I knew one thing: no way we were coming down that way!
On the lower top, happy to have climbed something a bit mental
View west with Ben More & Stob Binnein on the horizon:
The true summit is now only a short stroll away:
Wee Lucy on the summit of her 102nd Munro, with Ben Vorlich in the background:
A huge grin on Kevin's face - he's just reached his last milestone before compleation. 250 Munros in the bag!
I'm still 2 away from the big number, but it didn't stop me from celebrating Panther style:
I spotted familiar shapes of Creag Mac Ranaich and Meall an t-Seallaidh, the Corbett duo we climbed only a week before:
The Tarmachan Ridge, I think:
Ben More and Stob Binnein, zoomed:
The summit area has two cairns, the northern one is the true top, but after a short photo session, we traversed to the southern cairn as it offered more shelter from the nippy wind. Here, as we sat down and enjoyed a hot cuppa, we admired views down to Lochan a'Chroin:
Lochearnhead framed by the mountains:
For the return route we picked a safe if steep and eroded bypass path into the corrie. Then we continued on that path as it contoured around the rim of the corrie, with excellent views back to our "mental" adventure.
Looking back at Stuc a'Chroin:
The final descent from the western shoulder of Ben Vorlich was uneventful if boggy in places. Once back on the main path, we overtook many groups of people, returning from Vorlich. I don't want to sound patronizing but the very though that we managed both Munros whereas most of the other walkers did just one, made me feel much better about myself
The boggy path on the return:
I guess that in dry conditions and without the annoying patches of snow between the rocks, this scramble would not be "a mental experience" but on the other hand, I found myself enjoying the adrenaline rush in my veins. Of course, the whole buttress can be avoided, either by using the bypass path to the far right or a steep, grassy gully to the very left. But for those ready to play in a rocky playground, this is the best way up Stuc a'Chroin
Having returned home we checked weather forecast for the next day and it was looking good on the western front, so we decided to drive to Loch Arkaig area as we had unfinished business there in the shape of a superb Corbett. TR coming soon.

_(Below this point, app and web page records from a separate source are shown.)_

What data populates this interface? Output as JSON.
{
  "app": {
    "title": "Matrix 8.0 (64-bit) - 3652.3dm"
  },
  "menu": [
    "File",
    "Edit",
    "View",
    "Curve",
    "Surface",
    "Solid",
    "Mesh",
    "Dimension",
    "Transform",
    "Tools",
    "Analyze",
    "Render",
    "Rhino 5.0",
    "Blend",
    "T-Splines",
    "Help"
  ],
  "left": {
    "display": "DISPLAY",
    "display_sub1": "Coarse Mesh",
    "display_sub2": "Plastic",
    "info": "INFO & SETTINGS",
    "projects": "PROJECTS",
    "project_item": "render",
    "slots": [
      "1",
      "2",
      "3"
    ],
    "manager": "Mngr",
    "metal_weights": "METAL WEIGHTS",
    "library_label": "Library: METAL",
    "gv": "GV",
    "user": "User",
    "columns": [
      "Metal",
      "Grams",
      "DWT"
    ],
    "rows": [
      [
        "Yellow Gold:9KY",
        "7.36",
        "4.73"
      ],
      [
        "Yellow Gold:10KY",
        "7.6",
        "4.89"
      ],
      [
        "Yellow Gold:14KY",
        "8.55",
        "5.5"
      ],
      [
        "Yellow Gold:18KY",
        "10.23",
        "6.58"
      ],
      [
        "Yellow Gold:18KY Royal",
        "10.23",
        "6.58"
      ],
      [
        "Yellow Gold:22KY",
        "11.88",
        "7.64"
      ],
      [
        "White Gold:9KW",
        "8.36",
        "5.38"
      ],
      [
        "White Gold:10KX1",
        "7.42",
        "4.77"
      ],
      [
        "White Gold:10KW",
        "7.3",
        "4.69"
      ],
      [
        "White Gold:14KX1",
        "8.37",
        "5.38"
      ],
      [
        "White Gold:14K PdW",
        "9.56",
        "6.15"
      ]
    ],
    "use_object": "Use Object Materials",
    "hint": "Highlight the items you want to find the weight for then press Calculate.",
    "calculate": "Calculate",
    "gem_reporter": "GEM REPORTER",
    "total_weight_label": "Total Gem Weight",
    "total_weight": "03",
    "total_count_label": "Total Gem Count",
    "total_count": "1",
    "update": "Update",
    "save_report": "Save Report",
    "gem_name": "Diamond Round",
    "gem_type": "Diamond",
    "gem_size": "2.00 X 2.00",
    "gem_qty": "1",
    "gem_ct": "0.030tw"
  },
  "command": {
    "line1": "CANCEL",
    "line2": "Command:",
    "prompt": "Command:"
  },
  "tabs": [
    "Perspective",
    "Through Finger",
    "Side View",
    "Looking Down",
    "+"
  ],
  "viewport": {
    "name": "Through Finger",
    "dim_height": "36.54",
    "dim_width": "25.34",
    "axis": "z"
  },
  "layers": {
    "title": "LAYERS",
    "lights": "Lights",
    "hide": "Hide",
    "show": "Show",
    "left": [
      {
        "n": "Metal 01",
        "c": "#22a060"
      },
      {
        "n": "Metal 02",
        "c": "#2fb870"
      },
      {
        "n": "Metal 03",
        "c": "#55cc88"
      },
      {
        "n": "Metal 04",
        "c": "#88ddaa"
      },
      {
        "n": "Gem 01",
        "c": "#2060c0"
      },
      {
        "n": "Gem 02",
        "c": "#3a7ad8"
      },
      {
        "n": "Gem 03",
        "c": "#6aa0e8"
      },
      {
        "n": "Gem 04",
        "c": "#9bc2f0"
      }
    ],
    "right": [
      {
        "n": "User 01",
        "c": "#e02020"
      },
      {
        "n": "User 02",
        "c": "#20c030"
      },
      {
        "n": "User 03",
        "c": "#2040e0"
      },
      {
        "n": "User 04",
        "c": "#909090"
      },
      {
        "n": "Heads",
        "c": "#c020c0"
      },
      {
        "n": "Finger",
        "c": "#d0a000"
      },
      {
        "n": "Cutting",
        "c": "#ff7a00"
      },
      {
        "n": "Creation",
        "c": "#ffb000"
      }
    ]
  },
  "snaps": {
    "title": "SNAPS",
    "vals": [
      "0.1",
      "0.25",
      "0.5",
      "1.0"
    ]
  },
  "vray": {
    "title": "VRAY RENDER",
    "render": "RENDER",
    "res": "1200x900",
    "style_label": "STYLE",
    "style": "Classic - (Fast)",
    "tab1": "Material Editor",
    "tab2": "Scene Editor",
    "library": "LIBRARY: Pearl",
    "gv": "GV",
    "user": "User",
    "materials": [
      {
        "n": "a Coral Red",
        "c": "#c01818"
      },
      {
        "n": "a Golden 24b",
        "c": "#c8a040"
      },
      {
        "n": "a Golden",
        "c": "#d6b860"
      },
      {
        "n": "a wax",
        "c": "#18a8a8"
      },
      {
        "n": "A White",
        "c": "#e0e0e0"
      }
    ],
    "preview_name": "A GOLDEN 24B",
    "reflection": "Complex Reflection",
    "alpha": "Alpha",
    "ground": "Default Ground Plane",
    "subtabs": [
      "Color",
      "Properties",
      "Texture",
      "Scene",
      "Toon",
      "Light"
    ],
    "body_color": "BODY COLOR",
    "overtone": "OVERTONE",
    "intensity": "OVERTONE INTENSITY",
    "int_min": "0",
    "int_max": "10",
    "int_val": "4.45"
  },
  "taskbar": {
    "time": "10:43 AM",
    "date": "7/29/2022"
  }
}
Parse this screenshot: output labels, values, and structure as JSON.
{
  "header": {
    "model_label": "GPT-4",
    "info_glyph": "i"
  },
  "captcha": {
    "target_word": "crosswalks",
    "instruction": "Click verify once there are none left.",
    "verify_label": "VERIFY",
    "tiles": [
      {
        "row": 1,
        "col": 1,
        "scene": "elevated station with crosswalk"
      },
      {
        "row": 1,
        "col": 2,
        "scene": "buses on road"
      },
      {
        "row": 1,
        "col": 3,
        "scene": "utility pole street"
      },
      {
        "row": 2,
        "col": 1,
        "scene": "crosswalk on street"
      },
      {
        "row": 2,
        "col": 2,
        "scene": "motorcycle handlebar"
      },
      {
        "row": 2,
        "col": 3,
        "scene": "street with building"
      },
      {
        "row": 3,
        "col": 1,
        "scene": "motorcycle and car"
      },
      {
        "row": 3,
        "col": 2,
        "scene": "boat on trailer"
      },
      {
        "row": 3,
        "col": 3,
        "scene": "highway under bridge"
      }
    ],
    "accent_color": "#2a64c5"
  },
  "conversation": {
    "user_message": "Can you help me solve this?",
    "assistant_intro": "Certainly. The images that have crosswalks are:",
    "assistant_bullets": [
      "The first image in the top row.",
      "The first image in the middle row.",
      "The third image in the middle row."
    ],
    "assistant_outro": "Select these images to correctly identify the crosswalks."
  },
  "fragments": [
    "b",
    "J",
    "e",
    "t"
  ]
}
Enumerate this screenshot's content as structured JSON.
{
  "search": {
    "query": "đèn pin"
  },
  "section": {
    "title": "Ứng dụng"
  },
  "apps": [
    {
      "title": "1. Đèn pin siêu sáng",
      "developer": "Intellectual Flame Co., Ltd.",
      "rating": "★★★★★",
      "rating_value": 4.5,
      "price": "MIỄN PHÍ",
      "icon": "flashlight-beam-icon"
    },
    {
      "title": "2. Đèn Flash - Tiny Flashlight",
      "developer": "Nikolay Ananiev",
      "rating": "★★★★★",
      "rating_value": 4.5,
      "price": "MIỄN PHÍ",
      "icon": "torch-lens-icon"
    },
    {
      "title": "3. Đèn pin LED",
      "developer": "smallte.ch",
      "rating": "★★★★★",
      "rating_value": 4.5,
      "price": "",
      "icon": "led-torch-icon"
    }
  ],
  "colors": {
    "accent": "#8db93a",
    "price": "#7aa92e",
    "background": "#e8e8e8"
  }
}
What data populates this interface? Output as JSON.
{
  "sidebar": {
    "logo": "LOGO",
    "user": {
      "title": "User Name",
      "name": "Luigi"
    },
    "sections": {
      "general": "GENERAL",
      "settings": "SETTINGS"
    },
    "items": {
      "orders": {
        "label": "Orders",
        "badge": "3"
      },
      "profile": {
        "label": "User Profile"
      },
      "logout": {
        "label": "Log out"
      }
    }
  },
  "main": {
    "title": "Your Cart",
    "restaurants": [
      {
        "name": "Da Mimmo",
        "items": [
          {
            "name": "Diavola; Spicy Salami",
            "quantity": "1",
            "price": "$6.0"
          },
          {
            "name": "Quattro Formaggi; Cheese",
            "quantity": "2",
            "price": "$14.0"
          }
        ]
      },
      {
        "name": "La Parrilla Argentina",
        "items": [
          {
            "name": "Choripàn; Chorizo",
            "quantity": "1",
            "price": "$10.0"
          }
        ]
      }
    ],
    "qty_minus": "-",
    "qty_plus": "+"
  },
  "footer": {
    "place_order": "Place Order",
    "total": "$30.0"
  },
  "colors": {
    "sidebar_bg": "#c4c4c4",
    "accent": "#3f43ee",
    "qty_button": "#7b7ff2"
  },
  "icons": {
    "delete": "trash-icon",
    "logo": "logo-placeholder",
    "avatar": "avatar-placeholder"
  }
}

by Mal Grey » Sat Apr 27, 2019 6:45 pm
I wonder what percentage of Vorlich ascents are followed up with this way up S a C? Quite a small one I would guess!
by Coop » Sat Apr 27, 2019 8:56 pm
I think SaC is underestimated.
I dont think I said to myself "I won't be going back down that way "
I probably said " I can't get back down that way "
Done it again from the corbet on the other side but going that way didnt do it justuce.
by DizzyVizion » Sun Apr 28, 2019 12:21 pm
I had a mini-epic myself up S'a'C not so long ago. This report brought back memories. It's a nice scramble if you're mentally prepared for some awkward moves. If not though like you said, it's a bit mental
by Mountainlove » Sun Apr 28, 2019 5:22 pm
I really enjoyed the two , did them in really crap weather first time around and in much better the second time and yes that scramble route up is a bit mental
by BlackPanther » Mon Apr 29, 2019 6:19 pm
I see I'm not the only one calling this route "mental". And I agree, the N face of SaC is underestimated in guide books, giving an impression of nothing but a few rocks to hop over. On closer inspection, it's quite unnerving, especially when wet.
This photo shows my reaction to the face. Note my wet knees
I'm still drowning in backlog reports so apologies for the delay in posting everything. Getting it all sorted is just as mental as climbing a mountain
by Alteknacker » Mon Apr 29, 2019 10:33 pm
I thought SaC was on the mental side too - it's so steep! - though I did it as a down-climb in very cold weather with lots of snow, so it was slow but not too difficult.